Copy the entries character for character.

BEGIN

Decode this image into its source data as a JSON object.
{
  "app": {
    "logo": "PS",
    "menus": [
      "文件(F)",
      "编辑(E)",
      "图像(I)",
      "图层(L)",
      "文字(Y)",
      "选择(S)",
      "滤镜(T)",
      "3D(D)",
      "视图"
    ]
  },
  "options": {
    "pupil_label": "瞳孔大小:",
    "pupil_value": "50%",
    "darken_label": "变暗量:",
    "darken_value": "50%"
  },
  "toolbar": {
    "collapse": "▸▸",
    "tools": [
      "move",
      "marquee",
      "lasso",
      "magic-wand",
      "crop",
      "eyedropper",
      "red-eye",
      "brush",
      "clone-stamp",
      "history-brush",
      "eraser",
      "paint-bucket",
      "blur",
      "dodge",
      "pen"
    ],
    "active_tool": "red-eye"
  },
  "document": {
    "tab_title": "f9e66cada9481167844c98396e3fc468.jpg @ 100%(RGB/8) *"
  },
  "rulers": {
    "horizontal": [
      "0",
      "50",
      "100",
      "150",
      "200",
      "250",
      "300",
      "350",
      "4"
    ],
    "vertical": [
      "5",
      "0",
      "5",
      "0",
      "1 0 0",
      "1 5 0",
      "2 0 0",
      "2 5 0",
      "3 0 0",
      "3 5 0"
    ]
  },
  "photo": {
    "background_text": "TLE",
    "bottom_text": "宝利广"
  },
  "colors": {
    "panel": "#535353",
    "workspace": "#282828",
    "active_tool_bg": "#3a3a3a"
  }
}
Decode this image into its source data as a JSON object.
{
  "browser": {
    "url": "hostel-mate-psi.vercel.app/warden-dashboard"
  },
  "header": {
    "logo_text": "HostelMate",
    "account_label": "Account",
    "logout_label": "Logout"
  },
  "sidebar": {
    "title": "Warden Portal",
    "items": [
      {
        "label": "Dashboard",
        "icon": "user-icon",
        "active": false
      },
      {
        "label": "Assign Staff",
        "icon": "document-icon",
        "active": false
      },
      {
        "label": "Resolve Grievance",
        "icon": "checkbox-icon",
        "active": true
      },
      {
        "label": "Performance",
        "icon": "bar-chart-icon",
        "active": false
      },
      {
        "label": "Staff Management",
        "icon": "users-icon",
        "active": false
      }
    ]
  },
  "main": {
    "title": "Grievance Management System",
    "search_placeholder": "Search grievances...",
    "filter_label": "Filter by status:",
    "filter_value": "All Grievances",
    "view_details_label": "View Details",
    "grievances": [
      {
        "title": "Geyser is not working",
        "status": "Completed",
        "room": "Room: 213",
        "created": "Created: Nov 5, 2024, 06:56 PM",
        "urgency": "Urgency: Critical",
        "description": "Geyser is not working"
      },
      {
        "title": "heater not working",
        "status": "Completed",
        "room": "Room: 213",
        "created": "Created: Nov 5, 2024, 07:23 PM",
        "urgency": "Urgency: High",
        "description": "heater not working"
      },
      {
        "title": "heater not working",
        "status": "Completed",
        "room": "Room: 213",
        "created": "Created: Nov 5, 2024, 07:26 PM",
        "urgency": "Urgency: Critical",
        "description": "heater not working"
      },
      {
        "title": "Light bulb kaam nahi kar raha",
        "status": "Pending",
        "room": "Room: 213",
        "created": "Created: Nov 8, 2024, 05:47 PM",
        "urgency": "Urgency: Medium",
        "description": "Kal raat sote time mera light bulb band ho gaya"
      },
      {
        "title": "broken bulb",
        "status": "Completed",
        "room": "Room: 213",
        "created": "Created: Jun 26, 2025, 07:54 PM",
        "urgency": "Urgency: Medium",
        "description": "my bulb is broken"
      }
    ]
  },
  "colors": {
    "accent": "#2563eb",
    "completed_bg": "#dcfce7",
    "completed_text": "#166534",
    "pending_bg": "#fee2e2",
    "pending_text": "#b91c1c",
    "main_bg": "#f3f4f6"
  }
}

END

* **SOLVED EXERCISE**
Decode this image into its source data as a JSON object.
{
  "app": {
    "logo": "PS",
    "menus": [
      "文件(F)",
      "编辑(E)",
      "图像(I)",
      "图层(L)",
      "文字(Y)",
      "选择(S)",
      "滤镜(T)",
      "3D(D)",
      "视图"
    ]
  },
  "options": {
    "pupil_label": "瞳孔大小:",
    "pupil_value": "50%",
    "darken_label": "变暗量:",
    "darken_value": "50%"
  },
  "toolbar": {
    "collapse": "▸▸",
    "tools": [
      "move",
      "marquee",
      "lasso",
      "magic-wand",
      "crop",
      "eyedropper",
      "red-eye",
      "brush",
      "clone-stamp",
      "history-brush",
      "eraser",
      "paint-bucket",
      "blur",
      "dodge",
      "pen"
    ],
    "active_tool": "red-eye"
  },
  "document": {
    "tab_title": "f9e66cada9481167844c98396e3fc468.jpg @ 100%(RGB/8) *"
  },
  "rulers": {
    "horizontal": [
      "0",
      "50",
      "100",
      "150",
      "200",
      "250",
      "300",
      "350",
      "4"
    ],
    "vertical": [
      "5",
      "0",
      "5",
      "0",
      "1 0 0",
      "1 5 0",
      "2 0 0",
      "2 5 0",
      "3 0 0",
      "3 5 0"
    ]
  },
  "photo": {
    "background_text": "TLE",
    "bottom_text": "宝利广"
  },
  "colors": {
    "panel": "#535353",
    "workspace": "#282828",
    "active_tool_bg": "#3a3a3a"
  }
}
Decode this image into its source data as a JSON object.
{
  "browser": {
    "url": "hostel-mate-psi.vercel.app/warden-dashboard"
  },
  "header": {
    "logo_text": "HostelMate",
    "account_label": "Account",
    "logout_label": "Logout"
  },
  "sidebar": {
    "title": "Warden Portal",
    "items": [
      {
        "label": "Dashboard",
        "icon": "user-icon",
        "active": false
      },
      {
        "label": "Assign Staff",
        "icon": "document-icon",
        "active": false
      },
      {
        "label": "Resolve Grievance",
        "icon": "checkbox-icon",
        "active": true
      },
      {
        "label": "Performance",
        "icon": "bar-chart-icon",
        "active": false
      },
      {
        "label": "Staff Management",
        "icon": "users-icon",
        "active": false
      }
    ]
  },
  "main": {
    "title": "Grievance Management System",
    "search_placeholder": "Search grievances...",
    "filter_label": "Filter by status:",
    "filter_value": "All Grievances",
    "view_details_label": "View Details",
    "grievances": [
      {
        "title": "Geyser is not working",
        "status": "Completed",
        "room": "Room: 213",
        "created": "Created: Nov 5, 2024, 06:56 PM",
        "urgency": "Urgency: Critical",
        "description": "Geyser is not working"
      },
      {
        "title": "heater not working",
        "status": "Completed",
        "room": "Room: 213",
        "created": "Created: Nov 5, 2024, 07:23 PM",
        "urgency": "Urgency: High",
        "description": "heater not working"
      },
      {
        "title": "heater not working",
        "status": "Completed",
        "room": "Room: 213",
        "created": "Created: Nov 5, 2024, 07:26 PM",
        "urgency": "Urgency: Critical",
        "description": "heater not working"
      },
      {
        "title": "Light bulb kaam nahi kar raha",
        "status": "Pending",
        "room": "Room: 213",
        "created": "Created: Nov 8, 2024, 05:47 PM",
        "urgency": "Urgency: Medium",
        "description": "Kal raat sote time mera light bulb band ho gaya"
      },
      {
        "title": "broken bulb",
        "status": "Completed",
        "room": "Room: 213",
        "created": "Created: Jun 26, 2025, 07:54 PM",
        "urgency": "Urgency: Medium",
        "description": "my bulb is broken"
      }
    ]
  },
  "colors": {
    "accent": "#2563eb",
    "completed_bg": "#dcfce7",
    "completed_text": "#166534",
    "pending_bg": "#fee2e2",
    "pending_text": "#b91c1c",
    "main_bg": "#f3f4f6"
  }
}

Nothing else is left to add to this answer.